CAIRO, Egypt — In March 2011, Samira Ibrahim was arrested with dozens of other protesters in Tahrir Square and taken to a military facility where so-called “virginity tests” were being administered to detained women. When she was ordered to strip down so that an army doctor could make sure she was a virgin, Ibrahim complied. But that action ignited a firestorm of retaliation that resulted in the 25-year-old suing the Egyptian government for sexual assault and winning. Ibrahim embarked on a mission to change the establishment and she hasn’t quit despite a great deal of public harassment and the loss of her job. Although the doctor who administered the tests was acquitted, Ibrahim’s successful case ended the practice — to the joy of many Egyptians and spectators worldwide.

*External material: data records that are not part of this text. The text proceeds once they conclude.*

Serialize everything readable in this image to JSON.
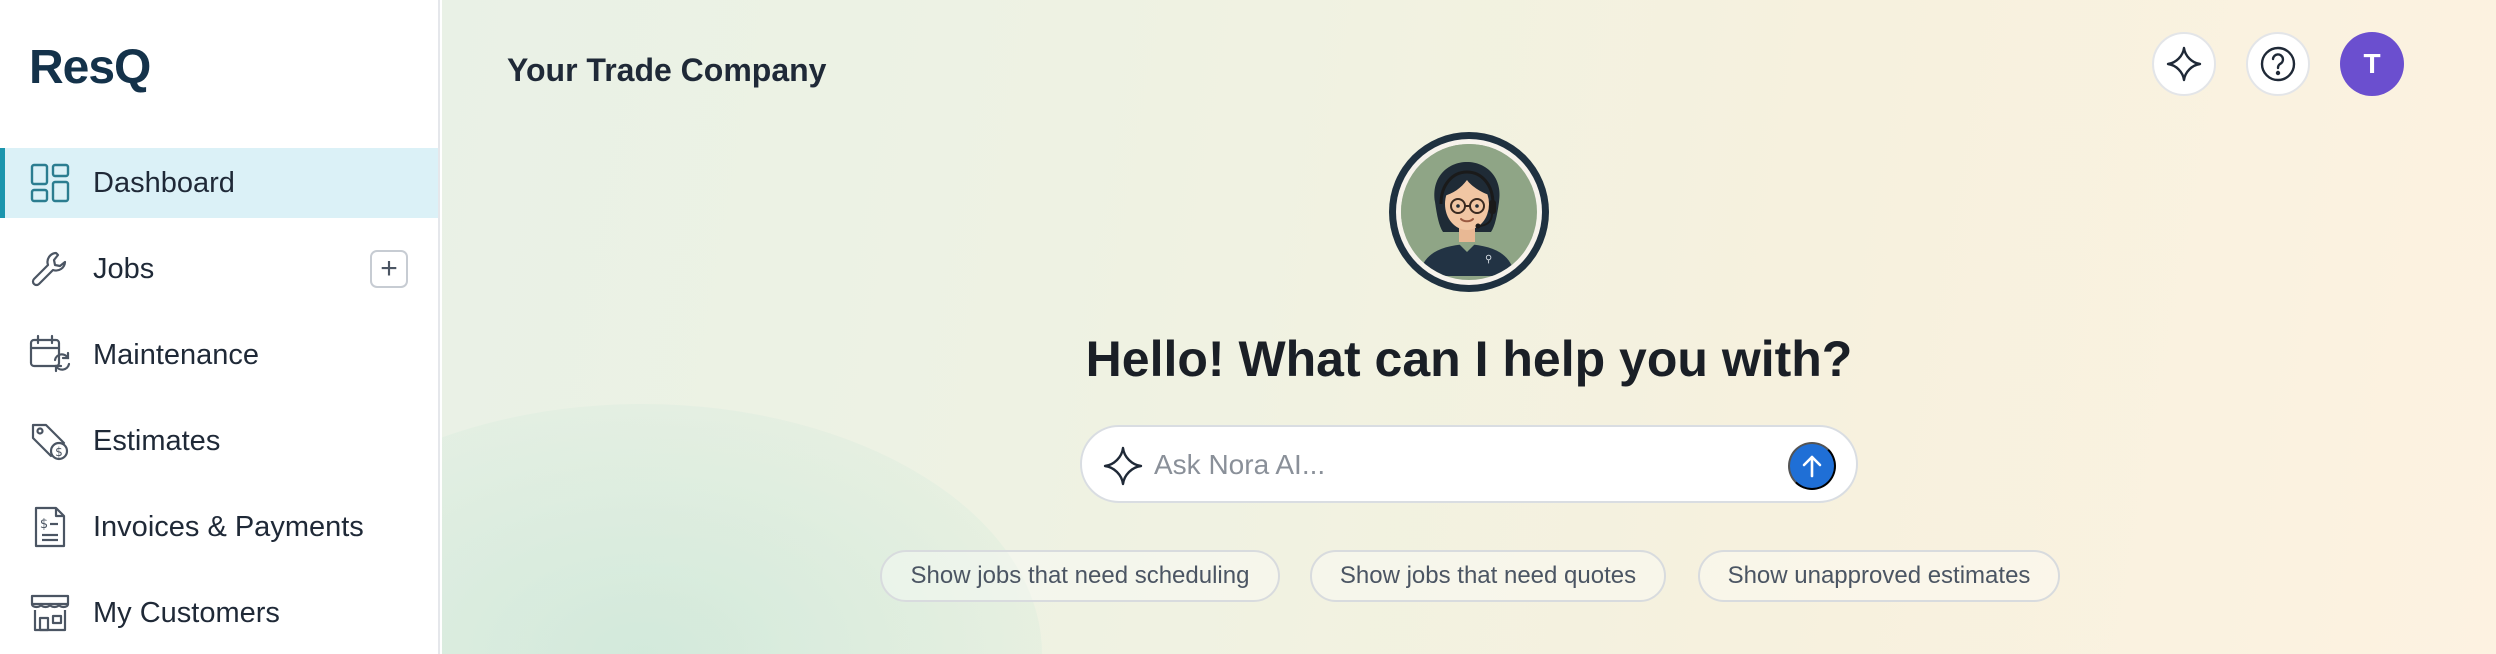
{
  "sidebar": {
    "logo": "ResQ",
    "items": [
      {
        "label": "Dashboard",
        "icon": "dashboard-icon"
      },
      {
        "label": "Jobs",
        "icon": "wrench-icon",
        "add": "+"
      },
      {
        "label": "Maintenance",
        "icon": "calendar-refresh-icon"
      },
      {
        "label": "Estimates",
        "icon": "price-tag-icon"
      },
      {
        "label": "Invoices & Payments",
        "icon": "invoice-icon"
      },
      {
        "label": "My Customers",
        "icon": "storefront-icon"
      }
    ]
  },
  "header": {
    "company": "Your Trade Company",
    "ai_icon": "sparkle-icon",
    "help_icon": "help-icon",
    "avatar_initial": "T"
  },
  "assistant": {
    "headline": "Hello! What can I help you with?",
    "placeholder": "Ask Nora AI...",
    "send_icon": "arrow-up-icon",
    "suggestions": [
      "Show jobs that need scheduling",
      "Show jobs that need quotes",
      "Show unapproved estimates"
    ]
  },
  "colors": {
    "brand": "#14324a",
    "active_bg": "#dbf1f7",
    "active_border": "#1b95ad",
    "avatar": "#6b4fcf",
    "send": "#1f6fd6"
  }
}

She has been called a radical, a freedom fighter, a feminist, a role model and a hero.
The virginity test was a nightmare that threatened Egyptian females. It didn’t only threaten those who opposed the authorities, but also those arrested for different reasons, who refused to be subjected to this test, but feared our society and its rules — and feared the authorities. In this society, disclosing anything related to sex is considered an intentional violation of the norms and traditions of our culture. The whole society erupts, refusing to talk about the issue, putting the victim at a disadvantage.
When I decided to revolt and expose the virginity tests other girls and I were subjected to at the hands of members of the Egyptian military, it was a challenge not only to society, but also to the Egyptian authorities represented in the military establishment. They are entitled to do what they want, when they want. Nobody blames them because Egyptian society is both patriarchal and fanatic by nature.
The virginity testing case is a central issue because all parties – the authorities, the society, and the customs inherited over thousands of years — participated in creating an environment in which virginity testing was allowed to happen. I succeeded in obtaining a court ruling that prohibits virginity tests in exceptional and civil courts. Some girls, and the whole society, were surprised by what I did. I became an activist, a voice of opposition to the authorities. I became a well-known young woman on the Egyptian street and an exceptional person among the revolutionary youth. It was because my revolution wasn’t just against our despotic regime. I revolted against patriarchal society and its customs and traditions in order to free myself of these restrictions.
Thus, the virginity test case paved the way for those girls who suffer and have suffered to raise their voices and break the chains of fear. After I was victorious against the fundamentalist society, and the deterioration of authority became centrally represented in the military, the army dispersed our sit-in on March 9. They detained and killed the best of us, the comrades of collective revolutionary struggle, where we had been since January 25, when protests and demonstrations spread all over Egypt, and successfully demanded the fall of Hosni Mubarak and his regime. But then Mubarak returned in the form of the army, which pretended to protect the revolution, but instead led the counter-revolution, violating honor, killing young men, and abrading girls and women, testing — and even violating — their virginity.
The main objective I was after in my revolt, the reason I challenged everyone, was to prevent further violations of women’s bodies through virginity tests. My revolt succeeded in preventing this practice. Yes, I admit, the price I paid for my revolution against society and its traditions was my job and reputation.
My revolution aims to liberate women from the restrictions of society that render us both victims and perpetrators at the same time.